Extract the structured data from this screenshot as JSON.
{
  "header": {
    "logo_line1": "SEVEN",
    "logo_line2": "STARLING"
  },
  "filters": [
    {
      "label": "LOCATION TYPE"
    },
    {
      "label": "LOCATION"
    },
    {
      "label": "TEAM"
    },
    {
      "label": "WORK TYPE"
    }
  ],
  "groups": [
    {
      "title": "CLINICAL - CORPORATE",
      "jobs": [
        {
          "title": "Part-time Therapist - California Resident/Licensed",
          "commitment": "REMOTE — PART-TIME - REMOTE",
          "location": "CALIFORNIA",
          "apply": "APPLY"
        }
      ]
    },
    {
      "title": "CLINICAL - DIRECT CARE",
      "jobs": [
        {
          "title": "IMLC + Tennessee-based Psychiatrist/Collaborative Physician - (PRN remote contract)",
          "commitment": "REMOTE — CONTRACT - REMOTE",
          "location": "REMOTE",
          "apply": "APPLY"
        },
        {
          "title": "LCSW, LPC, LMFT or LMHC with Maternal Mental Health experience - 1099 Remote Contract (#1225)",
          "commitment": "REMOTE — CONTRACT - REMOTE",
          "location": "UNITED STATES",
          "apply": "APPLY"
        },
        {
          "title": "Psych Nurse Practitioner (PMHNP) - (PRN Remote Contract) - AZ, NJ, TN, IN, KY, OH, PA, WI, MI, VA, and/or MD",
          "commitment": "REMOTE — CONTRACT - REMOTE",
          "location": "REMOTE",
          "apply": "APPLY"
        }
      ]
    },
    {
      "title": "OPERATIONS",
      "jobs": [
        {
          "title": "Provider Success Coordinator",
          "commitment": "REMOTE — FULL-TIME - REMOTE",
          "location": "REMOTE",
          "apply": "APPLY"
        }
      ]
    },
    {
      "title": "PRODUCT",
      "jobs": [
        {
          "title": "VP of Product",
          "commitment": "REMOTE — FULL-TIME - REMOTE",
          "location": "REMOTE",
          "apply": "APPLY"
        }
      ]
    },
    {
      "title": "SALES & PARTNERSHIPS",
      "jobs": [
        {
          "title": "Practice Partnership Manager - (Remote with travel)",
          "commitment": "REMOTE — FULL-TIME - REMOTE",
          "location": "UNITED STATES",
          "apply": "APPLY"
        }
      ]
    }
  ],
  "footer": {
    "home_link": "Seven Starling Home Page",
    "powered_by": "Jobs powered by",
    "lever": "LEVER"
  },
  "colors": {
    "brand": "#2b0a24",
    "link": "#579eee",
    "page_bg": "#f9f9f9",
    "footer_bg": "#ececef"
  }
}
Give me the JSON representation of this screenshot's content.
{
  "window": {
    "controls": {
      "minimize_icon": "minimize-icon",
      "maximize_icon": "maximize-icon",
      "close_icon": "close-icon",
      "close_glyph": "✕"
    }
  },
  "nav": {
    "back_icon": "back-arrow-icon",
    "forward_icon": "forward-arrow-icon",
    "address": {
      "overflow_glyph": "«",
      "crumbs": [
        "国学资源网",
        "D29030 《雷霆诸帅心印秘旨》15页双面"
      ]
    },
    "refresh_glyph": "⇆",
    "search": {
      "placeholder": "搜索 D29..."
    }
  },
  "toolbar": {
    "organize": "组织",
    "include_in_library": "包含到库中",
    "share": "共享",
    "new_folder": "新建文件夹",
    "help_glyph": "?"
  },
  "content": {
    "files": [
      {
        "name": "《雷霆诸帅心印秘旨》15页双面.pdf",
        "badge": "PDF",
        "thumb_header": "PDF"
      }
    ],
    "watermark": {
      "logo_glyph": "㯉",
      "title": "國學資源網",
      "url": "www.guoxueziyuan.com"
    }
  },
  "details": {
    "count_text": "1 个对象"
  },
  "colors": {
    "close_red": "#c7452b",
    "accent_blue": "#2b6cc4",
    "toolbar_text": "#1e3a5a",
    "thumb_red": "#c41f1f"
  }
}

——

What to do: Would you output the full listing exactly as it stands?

Completed exercise:
Extract the structured data from this screenshot as JSON.
{
  "header": {
    "logo_line1": "SEVEN",
    "logo_line2": "STARLING"
  },
  "filters": [
    {
      "label": "LOCATION TYPE"
    },
    {
      "label": "LOCATION"
    },
    {
      "label": "TEAM"
    },
    {
      "label": "WORK TYPE"
    }
  ],
  "groups": [
    {
      "title": "CLINICAL - CORPORATE",
      "jobs": [
        {
          "title": "Part-time Therapist - California Resident/Licensed",
          "commitment": "REMOTE — PART-TIME - REMOTE",
          "location": "CALIFORNIA",
          "apply": "APPLY"
        }
      ]
    },
    {
      "title": "CLINICAL - DIRECT CARE",
      "jobs": [
        {
          "title": "IMLC + Tennessee-based Psychiatrist/Collaborative Physician - (PRN remote contract)",
          "commitment": "REMOTE — CONTRACT - REMOTE",
          "location": "REMOTE",
          "apply": "APPLY"
        },
        {
          "title": "LCSW, LPC, LMFT or LMHC with Maternal Mental Health experience - 1099 Remote Contract (#1225)",
          "commitment": "REMOTE — CONTRACT - REMOTE",
          "location": "UNITED STATES",
          "apply": "APPLY"
        },
        {
          "title": "Psych Nurse Practitioner (PMHNP) - (PRN Remote Contract) - AZ, NJ, TN, IN, KY, OH, PA, WI, MI, VA, and/or MD",
          "commitment": "REMOTE — CONTRACT - REMOTE",
          "location": "REMOTE",
          "apply": "APPLY"
        }
      ]
    },
    {
      "title": "OPERATIONS",
      "jobs": [
        {
          "title": "Provider Success Coordinator",
          "commitment": "REMOTE — FULL-TIME - REMOTE",
          "location": "REMOTE",
          "apply": "APPLY"
        }
      ]
    },
    {
      "title": "PRODUCT",
      "jobs": [
        {
          "title": "VP of Product",
          "commitment": "REMOTE — FULL-TIME - REMOTE",
          "location": "REMOTE",
          "apply": "APPLY"
        }
      ]
    },
    {
      "title": "SALES & PARTNERSHIPS",
      "jobs": [
        {
          "title": "Practice Partnership Manager - (Remote with travel)",
          "commitment": "REMOTE — FULL-TIME - REMOTE",
          "location": "UNITED STATES",
          "apply": "APPLY"
        }
      ]
    }
  ],
  "footer": {
    "home_link": "Seven Starling Home Page",
    "powered_by": "Jobs powered by",
    "lever": "LEVER"
  },
  "colors": {
    "brand": "#2b0a24",
    "link": "#579eee",
    "page_bg": "#f9f9f9",
    "footer_bg": "#ececef"
  }
}
Give me the JSON representation of this screenshot's content.
{
  "window": {
    "controls": {
      "minimize_icon": "minimize-icon",
      "maximize_icon": "maximize-icon",
      "close_icon": "close-icon",
      "close_glyph": "✕"
    }
  },
  "nav": {
    "back_icon": "back-arrow-icon",
    "forward_icon": "forward-arrow-icon",
    "address": {
      "overflow_glyph": "«",
      "crumbs": [
        "国学资源网",
        "D29030 《雷霆诸帅心印秘旨》15页双面"
      ]
    },
    "refresh_glyph": "⇆",
    "search": {
      "placeholder": "搜索 D29..."
    }
  },
  "toolbar": {
    "organize": "组织",
    "include_in_library": "包含到库中",
    "share": "共享",
    "new_folder": "新建文件夹",
    "help_glyph": "?"
  },
  "content": {
    "files": [
      {
        "name": "《雷霆诸帅心印秘旨》15页双面.pdf",
        "badge": "PDF",
        "thumb_header": "PDF"
      }
    ],
    "watermark": {
      "logo_glyph": "㯉",
      "title": "國學資源網",
      "url": "www.guoxueziyuan.com"
    }
  },
  "details": {
    "count_text": "1 个对象"
  },
  "colors": {
    "close_red": "#c7452b",
    "accent_blue": "#2b6cc4",
    "toolbar_text": "#1e3a5a",
    "thumb_red": "#c41f1f"
  }
}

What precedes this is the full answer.